BEGIN INFORMATION SHOWN

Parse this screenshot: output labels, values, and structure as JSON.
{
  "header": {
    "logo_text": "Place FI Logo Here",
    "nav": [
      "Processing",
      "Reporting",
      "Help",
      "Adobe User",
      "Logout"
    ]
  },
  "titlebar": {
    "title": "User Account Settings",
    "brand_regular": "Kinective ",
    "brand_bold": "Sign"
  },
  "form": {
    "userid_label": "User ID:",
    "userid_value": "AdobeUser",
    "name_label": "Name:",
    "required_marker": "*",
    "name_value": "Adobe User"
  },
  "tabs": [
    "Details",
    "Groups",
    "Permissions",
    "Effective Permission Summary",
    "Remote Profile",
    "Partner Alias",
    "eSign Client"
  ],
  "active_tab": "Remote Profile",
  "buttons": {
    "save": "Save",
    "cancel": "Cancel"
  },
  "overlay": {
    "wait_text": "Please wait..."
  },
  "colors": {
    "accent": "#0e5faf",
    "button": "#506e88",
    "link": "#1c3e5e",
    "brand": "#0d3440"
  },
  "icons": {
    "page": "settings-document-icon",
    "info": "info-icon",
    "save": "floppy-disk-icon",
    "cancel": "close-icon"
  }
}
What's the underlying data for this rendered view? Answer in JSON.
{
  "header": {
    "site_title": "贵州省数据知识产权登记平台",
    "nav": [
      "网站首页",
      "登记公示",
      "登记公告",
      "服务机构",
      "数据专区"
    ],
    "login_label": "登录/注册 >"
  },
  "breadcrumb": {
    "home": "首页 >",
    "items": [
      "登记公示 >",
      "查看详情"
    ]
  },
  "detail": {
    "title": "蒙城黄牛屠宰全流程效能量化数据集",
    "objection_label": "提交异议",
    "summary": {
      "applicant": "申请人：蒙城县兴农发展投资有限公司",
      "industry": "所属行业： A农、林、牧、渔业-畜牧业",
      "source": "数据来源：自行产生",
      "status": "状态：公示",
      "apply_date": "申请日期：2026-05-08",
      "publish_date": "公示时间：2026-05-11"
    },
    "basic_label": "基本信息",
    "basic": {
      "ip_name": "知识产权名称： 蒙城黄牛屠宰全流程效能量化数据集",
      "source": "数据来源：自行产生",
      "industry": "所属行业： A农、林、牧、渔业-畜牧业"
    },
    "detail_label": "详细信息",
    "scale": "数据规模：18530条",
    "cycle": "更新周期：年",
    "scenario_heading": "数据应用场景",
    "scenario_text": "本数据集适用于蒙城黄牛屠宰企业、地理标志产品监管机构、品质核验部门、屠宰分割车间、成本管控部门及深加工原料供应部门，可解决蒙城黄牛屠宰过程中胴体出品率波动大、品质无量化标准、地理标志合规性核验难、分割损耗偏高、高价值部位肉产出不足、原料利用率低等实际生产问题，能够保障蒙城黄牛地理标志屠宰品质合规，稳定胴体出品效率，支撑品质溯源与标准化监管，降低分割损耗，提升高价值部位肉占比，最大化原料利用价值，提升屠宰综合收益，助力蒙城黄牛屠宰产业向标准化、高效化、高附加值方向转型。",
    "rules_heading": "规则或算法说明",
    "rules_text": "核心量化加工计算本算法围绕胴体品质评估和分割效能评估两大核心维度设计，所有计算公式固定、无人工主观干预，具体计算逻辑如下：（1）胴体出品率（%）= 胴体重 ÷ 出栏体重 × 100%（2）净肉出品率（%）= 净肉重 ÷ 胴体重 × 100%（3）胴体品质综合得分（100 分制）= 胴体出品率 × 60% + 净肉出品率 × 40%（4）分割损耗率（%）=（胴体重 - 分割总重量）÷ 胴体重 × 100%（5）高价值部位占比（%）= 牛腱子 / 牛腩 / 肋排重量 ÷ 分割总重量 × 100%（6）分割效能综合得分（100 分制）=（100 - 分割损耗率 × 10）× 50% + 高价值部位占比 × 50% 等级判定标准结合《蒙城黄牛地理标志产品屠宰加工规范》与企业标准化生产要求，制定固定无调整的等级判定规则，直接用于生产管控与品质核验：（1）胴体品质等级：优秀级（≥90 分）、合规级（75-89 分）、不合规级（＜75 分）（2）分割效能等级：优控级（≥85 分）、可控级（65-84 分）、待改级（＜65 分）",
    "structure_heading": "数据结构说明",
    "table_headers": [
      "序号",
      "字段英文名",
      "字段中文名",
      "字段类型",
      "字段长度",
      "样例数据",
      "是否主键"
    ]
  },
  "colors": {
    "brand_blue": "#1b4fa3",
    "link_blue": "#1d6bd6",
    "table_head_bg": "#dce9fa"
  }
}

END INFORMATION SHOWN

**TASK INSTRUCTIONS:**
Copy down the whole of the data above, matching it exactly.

**RESPONSE:**
Parse this screenshot: output labels, values, and structure as JSON.
{
  "header": {
    "logo_text": "Place FI Logo Here",
    "nav": [
      "Processing",
      "Reporting",
      "Help",
      "Adobe User",
      "Logout"
    ]
  },
  "titlebar": {
    "title": "User Account Settings",
    "brand_regular": "Kinective ",
    "brand_bold": "Sign"
  },
  "form": {
    "userid_label": "User ID:",
    "userid_value": "AdobeUser",
    "name_label": "Name:",
    "required_marker": "*",
    "name_value": "Adobe User"
  },
  "tabs": [
    "Details",
    "Groups",
    "Permissions",
    "Effective Permission Summary",
    "Remote Profile",
    "Partner Alias",
    "eSign Client"
  ],
  "active_tab": "Remote Profile",
  "buttons": {
    "save": "Save",
    "cancel": "Cancel"
  },
  "overlay": {
    "wait_text": "Please wait..."
  },
  "colors": {
    "accent": "#0e5faf",
    "button": "#506e88",
    "link": "#1c3e5e",
    "brand": "#0d3440"
  },
  "icons": {
    "page": "settings-document-icon",
    "info": "info-icon",
    "save": "floppy-disk-icon",
    "cancel": "close-icon"
  }
}
What's the underlying data for this rendered view? Answer in JSON.
{
  "header": {
    "site_title": "贵州省数据知识产权登记平台",
    "nav": [
      "网站首页",
      "登记公示",
      "登记公告",
      "服务机构",
      "数据专区"
    ],
    "login_label": "登录/注册 >"
  },
  "breadcrumb": {
    "home": "首页 >",
    "items": [
      "登记公示 >",
      "查看详情"
    ]
  },
  "detail": {
    "title": "蒙城黄牛屠宰全流程效能量化数据集",
    "objection_label": "提交异议",
    "summary": {
      "applicant": "申请人：蒙城县兴农发展投资有限公司",
      "industry": "所属行业： A农、林、牧、渔业-畜牧业",
      "source": "数据来源：自行产生",
      "status": "状态：公示",
      "apply_date": "申请日期：2026-05-08",
      "publish_date": "公示时间：2026-05-11"
    },
    "basic_label": "基本信息",
    "basic": {
      "ip_name": "知识产权名称： 蒙城黄牛屠宰全流程效能量化数据集",
      "source": "数据来源：自行产生",
      "industry": "所属行业： A农、林、牧、渔业-畜牧业"
    },
    "detail_label": "详细信息",
    "scale": "数据规模：18530条",
    "cycle": "更新周期：年",
    "scenario_heading": "数据应用场景",
    "scenario_text": "本数据集适用于蒙城黄牛屠宰企业、地理标志产品监管机构、品质核验部门、屠宰分割车间、成本管控部门及深加工原料供应部门，可解决蒙城黄牛屠宰过程中胴体出品率波动大、品质无量化标准、地理标志合规性核验难、分割损耗偏高、高价值部位肉产出不足、原料利用率低等实际生产问题，能够保障蒙城黄牛地理标志屠宰品质合规，稳定胴体出品效率，支撑品质溯源与标准化监管，降低分割损耗，提升高价值部位肉占比，最大化原料利用价值，提升屠宰综合收益，助力蒙城黄牛屠宰产业向标准化、高效化、高附加值方向转型。",
    "rules_heading": "规则或算法说明",
    "rules_text": "核心量化加工计算本算法围绕胴体品质评估和分割效能评估两大核心维度设计，所有计算公式固定、无人工主观干预，具体计算逻辑如下：（1）胴体出品率（%）= 胴体重 ÷ 出栏体重 × 100%（2）净肉出品率（%）= 净肉重 ÷ 胴体重 × 100%（3）胴体品质综合得分（100 分制）= 胴体出品率 × 60% + 净肉出品率 × 40%（4）分割损耗率（%）=（胴体重 - 分割总重量）÷ 胴体重 × 100%（5）高价值部位占比（%）= 牛腱子 / 牛腩 / 肋排重量 ÷ 分割总重量 × 100%（6）分割效能综合得分（100 分制）=（100 - 分割损耗率 × 10）× 50% + 高价值部位占比 × 50% 等级判定标准结合《蒙城黄牛地理标志产品屠宰加工规范》与企业标准化生产要求，制定固定无调整的等级判定规则，直接用于生产管控与品质核验：（1）胴体品质等级：优秀级（≥90 分）、合规级（75-89 分）、不合规级（＜75 分）（2）分割效能等级：优控级（≥85 分）、可控级（65-84 分）、待改级（＜65 分）",
    "structure_heading": "数据结构说明",
    "table_headers": [
      "序号",
      "字段英文名",
      "字段中文名",
      "字段类型",
      "字段长度",
      "样例数据",
      "是否主键"
    ]
  },
  "colors": {
    "brand_blue": "#1b4fa3",
    "link_blue": "#1d6bd6",
    "table_head_bg": "#dce9fa"
  }
}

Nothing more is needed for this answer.